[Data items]
-=-=-=-=-
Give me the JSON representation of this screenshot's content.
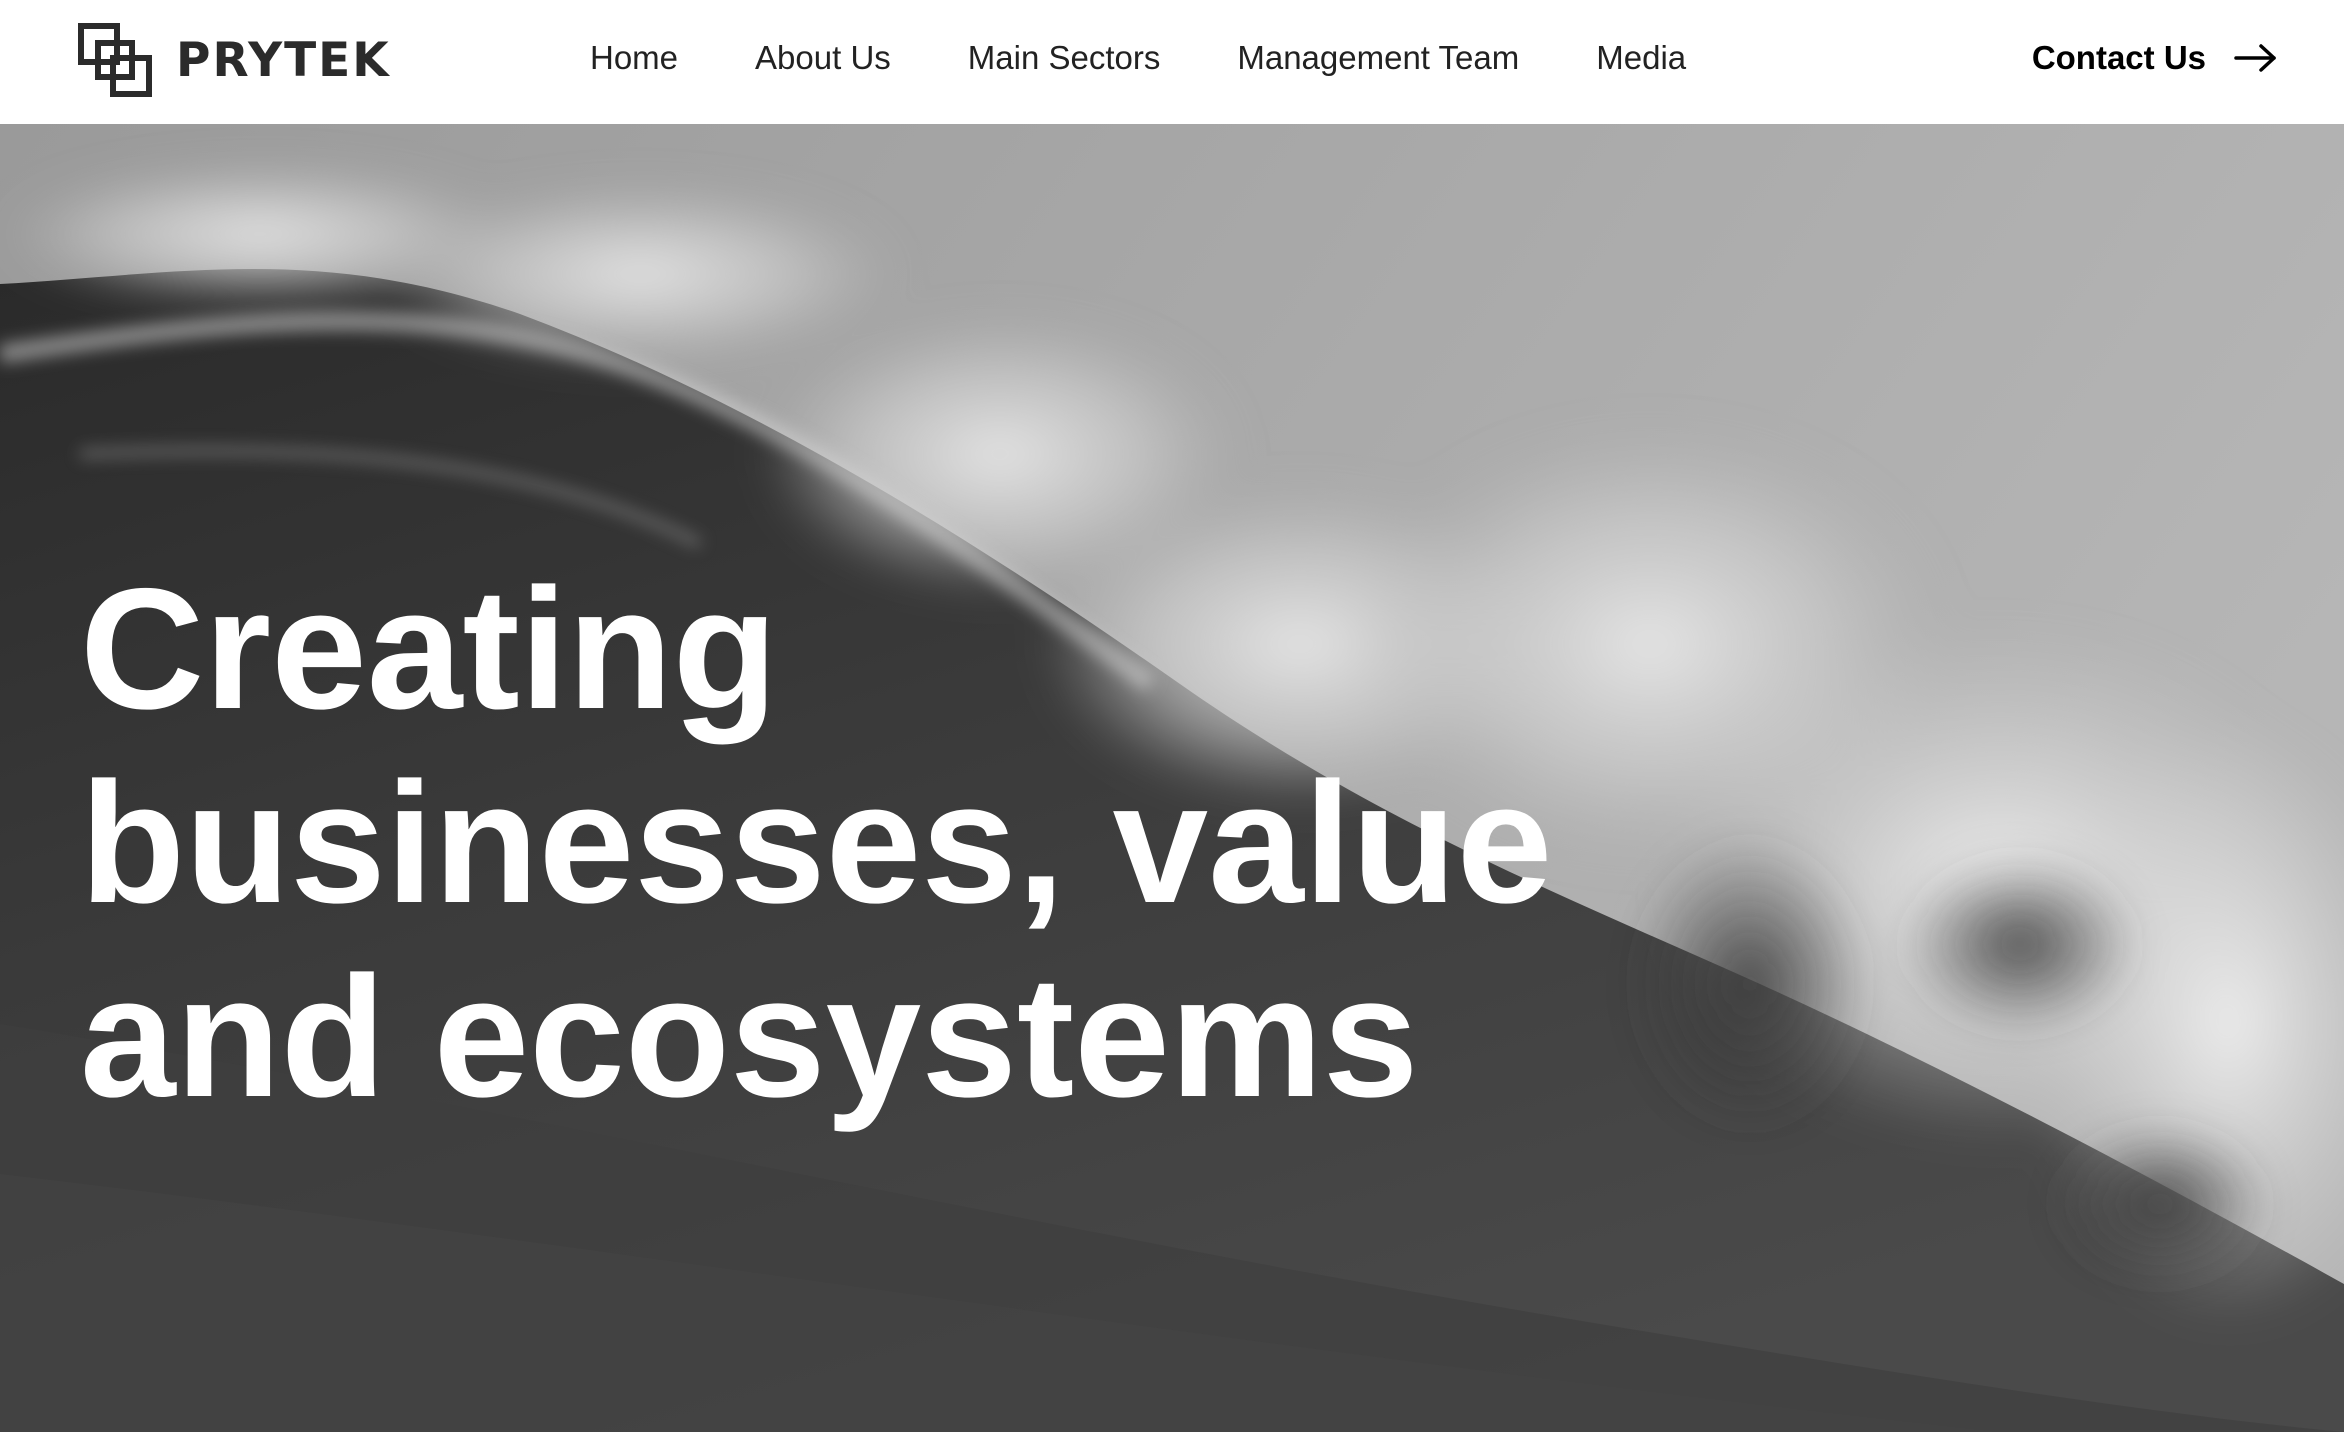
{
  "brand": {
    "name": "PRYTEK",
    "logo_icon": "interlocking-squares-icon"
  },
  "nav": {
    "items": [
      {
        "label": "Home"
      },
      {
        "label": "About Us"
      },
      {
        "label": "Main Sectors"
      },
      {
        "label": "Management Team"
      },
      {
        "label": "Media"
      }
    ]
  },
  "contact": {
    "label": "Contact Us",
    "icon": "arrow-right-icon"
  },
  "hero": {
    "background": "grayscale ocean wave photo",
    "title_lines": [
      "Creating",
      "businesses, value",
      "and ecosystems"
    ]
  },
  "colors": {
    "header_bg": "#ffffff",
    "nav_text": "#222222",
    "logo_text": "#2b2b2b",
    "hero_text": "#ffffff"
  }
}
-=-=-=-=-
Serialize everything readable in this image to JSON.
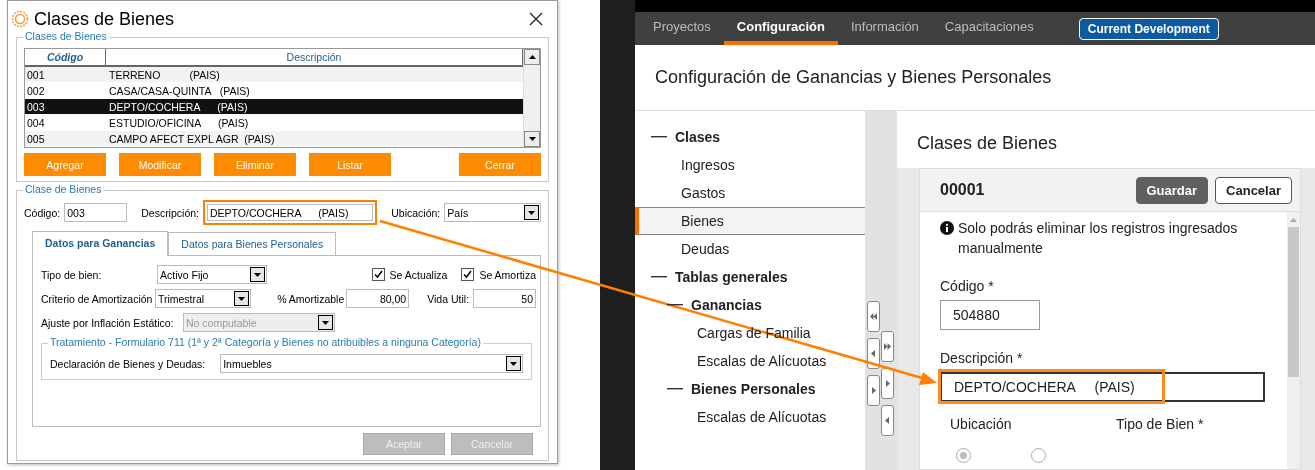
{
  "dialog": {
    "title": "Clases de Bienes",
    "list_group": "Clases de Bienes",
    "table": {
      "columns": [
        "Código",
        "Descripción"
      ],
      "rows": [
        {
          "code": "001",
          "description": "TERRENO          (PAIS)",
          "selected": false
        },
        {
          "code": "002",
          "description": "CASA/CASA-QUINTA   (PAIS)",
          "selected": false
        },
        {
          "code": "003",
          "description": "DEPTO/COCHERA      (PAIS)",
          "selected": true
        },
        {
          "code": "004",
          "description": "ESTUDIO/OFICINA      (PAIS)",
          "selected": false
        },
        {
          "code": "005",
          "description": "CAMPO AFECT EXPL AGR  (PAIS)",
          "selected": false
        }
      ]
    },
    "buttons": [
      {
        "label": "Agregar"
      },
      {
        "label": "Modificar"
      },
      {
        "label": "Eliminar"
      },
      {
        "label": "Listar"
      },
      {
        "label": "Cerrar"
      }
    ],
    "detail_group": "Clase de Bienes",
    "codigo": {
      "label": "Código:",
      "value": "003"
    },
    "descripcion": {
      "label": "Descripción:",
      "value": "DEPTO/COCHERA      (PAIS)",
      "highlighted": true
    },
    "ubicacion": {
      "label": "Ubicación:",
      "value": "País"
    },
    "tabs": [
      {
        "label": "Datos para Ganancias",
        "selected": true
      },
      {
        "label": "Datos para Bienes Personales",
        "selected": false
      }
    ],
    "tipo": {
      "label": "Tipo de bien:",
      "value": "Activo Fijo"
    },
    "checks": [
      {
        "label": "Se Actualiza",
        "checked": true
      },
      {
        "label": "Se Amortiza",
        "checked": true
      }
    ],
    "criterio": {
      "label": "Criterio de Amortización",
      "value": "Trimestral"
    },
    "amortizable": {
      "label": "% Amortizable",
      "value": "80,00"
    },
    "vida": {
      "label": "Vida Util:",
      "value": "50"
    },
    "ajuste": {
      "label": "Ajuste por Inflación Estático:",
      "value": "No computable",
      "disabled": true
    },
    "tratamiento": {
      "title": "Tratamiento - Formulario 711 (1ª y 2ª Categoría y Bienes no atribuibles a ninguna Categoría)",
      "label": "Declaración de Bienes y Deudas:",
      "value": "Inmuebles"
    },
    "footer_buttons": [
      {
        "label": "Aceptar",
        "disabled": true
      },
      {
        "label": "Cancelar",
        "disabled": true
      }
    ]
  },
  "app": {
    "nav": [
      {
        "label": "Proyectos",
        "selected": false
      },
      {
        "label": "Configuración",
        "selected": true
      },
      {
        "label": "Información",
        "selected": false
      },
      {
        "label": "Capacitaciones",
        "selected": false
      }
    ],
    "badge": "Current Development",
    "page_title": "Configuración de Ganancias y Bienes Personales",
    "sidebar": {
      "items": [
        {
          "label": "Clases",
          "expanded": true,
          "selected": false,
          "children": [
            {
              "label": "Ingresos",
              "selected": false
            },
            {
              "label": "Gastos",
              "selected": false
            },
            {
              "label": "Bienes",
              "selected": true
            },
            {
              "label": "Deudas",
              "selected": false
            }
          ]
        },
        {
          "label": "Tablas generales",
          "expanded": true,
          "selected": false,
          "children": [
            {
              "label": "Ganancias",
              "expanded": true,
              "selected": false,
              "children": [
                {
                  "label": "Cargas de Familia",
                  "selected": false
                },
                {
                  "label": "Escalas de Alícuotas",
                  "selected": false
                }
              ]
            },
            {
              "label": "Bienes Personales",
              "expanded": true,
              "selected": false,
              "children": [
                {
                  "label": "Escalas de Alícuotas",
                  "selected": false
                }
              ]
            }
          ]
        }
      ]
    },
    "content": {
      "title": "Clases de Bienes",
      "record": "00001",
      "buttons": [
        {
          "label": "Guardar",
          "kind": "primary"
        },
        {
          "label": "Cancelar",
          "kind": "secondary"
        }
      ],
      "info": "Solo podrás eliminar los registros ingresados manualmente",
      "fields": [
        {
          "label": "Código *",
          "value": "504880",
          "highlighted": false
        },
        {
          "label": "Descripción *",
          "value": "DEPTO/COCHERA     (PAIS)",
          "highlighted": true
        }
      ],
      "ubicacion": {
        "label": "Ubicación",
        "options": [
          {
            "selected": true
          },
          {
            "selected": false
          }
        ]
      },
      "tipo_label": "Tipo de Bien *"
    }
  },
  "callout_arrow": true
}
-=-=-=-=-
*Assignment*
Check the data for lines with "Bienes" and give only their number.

*Answer below*
10